Georgia Southern Examines Georgia’s Critical Access Hospital’s
Georgia’s Critical Access Hospitals (CAH) are in crisis. Within the last 2 years, four CAHs have closed their doors due to failed financial and operational performance. Evidence points to the risk that several more are on the brink of closure. CAH closures have far-reaching impact on residents. Negative impacts include the extra distance that patients must travel to seek care, the displacement of health professionals and the unravelling of the entire fabric of the communities these hospitals serve. We hope to help participants understand the financial and operational challenges of CAHs, and to identify realistic strategies to enhance the resilience of these hospitals.

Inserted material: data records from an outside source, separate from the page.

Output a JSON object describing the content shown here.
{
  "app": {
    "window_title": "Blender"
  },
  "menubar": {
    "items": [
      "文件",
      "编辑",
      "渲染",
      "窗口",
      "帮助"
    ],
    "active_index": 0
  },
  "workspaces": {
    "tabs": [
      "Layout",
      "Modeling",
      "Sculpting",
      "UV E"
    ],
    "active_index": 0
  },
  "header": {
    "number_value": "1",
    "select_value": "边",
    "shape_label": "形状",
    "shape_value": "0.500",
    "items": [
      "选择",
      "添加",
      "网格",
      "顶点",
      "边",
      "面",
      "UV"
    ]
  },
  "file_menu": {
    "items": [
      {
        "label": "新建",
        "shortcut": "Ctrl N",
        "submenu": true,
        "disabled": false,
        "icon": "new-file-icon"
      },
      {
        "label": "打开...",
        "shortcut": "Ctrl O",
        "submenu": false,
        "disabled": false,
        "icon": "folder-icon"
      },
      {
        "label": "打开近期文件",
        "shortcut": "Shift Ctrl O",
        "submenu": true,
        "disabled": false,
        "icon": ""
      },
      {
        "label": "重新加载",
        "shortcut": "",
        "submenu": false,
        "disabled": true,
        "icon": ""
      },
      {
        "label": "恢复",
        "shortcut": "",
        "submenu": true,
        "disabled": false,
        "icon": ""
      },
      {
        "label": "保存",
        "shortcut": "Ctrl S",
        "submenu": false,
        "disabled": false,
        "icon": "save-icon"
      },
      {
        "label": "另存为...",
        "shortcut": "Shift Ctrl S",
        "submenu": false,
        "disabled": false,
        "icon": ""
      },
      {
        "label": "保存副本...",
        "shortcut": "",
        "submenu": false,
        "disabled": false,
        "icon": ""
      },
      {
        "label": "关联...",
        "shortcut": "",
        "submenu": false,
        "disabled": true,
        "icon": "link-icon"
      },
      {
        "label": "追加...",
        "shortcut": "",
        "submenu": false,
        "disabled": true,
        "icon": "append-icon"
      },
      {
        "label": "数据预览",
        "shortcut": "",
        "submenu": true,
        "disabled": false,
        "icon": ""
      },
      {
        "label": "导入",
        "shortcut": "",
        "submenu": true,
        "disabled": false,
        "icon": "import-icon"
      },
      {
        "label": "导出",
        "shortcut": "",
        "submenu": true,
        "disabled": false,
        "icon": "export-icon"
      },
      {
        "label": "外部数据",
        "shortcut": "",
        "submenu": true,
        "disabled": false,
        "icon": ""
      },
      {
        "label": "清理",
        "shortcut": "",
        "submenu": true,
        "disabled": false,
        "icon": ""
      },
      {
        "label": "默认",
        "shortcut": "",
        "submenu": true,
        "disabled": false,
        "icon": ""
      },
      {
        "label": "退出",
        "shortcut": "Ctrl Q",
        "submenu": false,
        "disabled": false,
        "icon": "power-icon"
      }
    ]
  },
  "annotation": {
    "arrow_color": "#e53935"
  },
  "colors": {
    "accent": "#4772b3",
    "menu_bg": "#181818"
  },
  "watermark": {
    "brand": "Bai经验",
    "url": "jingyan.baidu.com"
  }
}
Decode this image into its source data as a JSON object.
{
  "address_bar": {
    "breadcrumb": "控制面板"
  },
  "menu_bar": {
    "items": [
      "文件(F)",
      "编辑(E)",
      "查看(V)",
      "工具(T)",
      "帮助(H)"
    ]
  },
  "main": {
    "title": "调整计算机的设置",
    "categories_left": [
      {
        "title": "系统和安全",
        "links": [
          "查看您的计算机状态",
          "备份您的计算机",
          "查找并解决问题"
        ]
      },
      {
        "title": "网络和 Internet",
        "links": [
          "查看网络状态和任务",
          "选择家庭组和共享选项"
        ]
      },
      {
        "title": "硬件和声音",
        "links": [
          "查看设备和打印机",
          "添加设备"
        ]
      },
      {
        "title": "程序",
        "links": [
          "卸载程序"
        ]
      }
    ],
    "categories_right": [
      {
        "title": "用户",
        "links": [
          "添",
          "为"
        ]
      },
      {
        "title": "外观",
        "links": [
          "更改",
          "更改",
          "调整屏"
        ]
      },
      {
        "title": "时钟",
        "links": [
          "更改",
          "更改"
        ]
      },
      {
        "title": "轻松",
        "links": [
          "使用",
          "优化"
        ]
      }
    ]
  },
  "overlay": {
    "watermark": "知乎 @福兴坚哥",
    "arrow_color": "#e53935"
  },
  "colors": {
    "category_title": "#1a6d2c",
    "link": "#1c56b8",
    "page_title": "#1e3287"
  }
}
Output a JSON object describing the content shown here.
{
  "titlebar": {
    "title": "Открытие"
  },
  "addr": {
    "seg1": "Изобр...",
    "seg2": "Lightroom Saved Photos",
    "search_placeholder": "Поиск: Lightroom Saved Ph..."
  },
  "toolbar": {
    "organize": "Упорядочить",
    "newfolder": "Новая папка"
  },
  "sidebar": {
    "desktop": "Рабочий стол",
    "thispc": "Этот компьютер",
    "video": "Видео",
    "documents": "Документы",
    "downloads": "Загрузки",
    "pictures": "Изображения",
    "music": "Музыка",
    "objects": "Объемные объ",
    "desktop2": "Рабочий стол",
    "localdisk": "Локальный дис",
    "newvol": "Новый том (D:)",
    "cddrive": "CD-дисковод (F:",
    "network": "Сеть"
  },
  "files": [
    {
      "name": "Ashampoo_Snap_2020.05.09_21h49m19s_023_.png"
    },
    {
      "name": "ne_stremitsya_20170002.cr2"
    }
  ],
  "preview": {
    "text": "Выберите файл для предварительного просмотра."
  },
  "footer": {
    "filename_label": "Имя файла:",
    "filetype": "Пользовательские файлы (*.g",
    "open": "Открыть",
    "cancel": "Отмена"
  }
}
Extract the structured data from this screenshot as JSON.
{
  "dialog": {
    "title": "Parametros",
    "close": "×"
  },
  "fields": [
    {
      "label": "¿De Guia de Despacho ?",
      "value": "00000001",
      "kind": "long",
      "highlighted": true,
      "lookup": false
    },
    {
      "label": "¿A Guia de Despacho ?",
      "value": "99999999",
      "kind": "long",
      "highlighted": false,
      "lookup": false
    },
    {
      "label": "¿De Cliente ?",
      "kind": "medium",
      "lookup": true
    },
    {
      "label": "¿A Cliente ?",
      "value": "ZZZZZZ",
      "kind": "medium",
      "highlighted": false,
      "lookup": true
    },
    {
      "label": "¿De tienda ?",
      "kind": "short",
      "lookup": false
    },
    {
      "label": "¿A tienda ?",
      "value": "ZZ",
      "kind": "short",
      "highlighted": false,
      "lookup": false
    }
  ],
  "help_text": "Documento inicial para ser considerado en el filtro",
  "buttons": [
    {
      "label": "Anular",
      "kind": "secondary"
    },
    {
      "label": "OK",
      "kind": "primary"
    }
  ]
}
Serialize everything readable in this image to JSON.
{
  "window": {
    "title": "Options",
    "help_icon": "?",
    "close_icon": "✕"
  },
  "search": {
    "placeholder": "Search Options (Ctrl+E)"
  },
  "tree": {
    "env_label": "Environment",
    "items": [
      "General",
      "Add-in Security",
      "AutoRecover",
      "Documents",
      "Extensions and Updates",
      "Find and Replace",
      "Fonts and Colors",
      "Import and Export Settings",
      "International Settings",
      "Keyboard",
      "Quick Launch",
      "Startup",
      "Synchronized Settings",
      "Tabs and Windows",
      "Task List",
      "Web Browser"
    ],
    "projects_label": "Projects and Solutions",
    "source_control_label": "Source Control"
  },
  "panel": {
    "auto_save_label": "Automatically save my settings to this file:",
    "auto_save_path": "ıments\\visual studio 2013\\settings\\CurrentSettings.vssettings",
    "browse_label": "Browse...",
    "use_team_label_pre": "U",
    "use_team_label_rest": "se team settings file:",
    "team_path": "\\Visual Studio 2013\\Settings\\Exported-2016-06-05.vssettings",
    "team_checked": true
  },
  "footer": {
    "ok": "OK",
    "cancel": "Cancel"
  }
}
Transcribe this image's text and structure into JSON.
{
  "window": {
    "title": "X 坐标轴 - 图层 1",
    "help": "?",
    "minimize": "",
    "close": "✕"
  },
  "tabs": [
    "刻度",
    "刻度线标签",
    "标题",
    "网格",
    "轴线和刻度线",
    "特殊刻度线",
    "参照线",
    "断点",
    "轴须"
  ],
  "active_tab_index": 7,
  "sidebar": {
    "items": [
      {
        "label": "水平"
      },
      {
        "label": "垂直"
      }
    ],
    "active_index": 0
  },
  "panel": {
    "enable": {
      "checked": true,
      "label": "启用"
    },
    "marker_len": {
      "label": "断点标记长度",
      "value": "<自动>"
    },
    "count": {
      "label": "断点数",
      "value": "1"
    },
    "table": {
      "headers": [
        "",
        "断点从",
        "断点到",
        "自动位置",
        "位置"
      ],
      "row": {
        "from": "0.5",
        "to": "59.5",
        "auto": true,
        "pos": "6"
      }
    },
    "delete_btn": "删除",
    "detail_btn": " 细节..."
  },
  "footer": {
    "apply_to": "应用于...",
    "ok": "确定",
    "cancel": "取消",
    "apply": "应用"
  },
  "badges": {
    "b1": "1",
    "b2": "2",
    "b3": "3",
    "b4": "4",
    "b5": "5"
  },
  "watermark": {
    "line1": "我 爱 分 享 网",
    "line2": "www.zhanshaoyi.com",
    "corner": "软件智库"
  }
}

The Georgia Southern team worked with a cohort of CAHs across the state of Georgia to identify financial and operational best practices. Year 1 of this project focused on data collection, analysis and benchmarking. Year 2 is currently focused on performance improvement through Lean Six Sigma.
CAHs face financial constraints due to factors such as low volume, declining market share, unfavorable payer mix, challenges relating to collections, and difficulties in recruiting providers. CAHs in Georgia performed more poorly on the financial indicators assessed, in comparison to respective national medians. Many CAHs in our cohort are better organized to deal with crises – utilizing strong executive and bureaucratic structures – than to pursue ongoing improvement through employee empowerment and a process focus.
Improvements in the operational and financial management practices of Georgia’s CAHs may significantly improve performance. Evidence-based strategies for operational and financial improvement are vital to sustainability. Opportunities exist for collaboration between public health systems and rural hospitals, including CAHs in assuring healthcare access for rural populations.
“Georgia’s critical access hospitals: Financial performance and process improvement,” was recently published in the Journal of the Georgia Public Health Association with Dr. William A. Mase, assistant professor of Health Policy and Management at the Jiann-Ping Hsu College of Public Health Georgia Southern University as the lead author. Drs. Bettye Apenteng, Linda Kimsey, Samuel Opoku, Charles Owens, and Stuart Tedders, from the Jiann-Ping Hsu College of Public Health were co-authors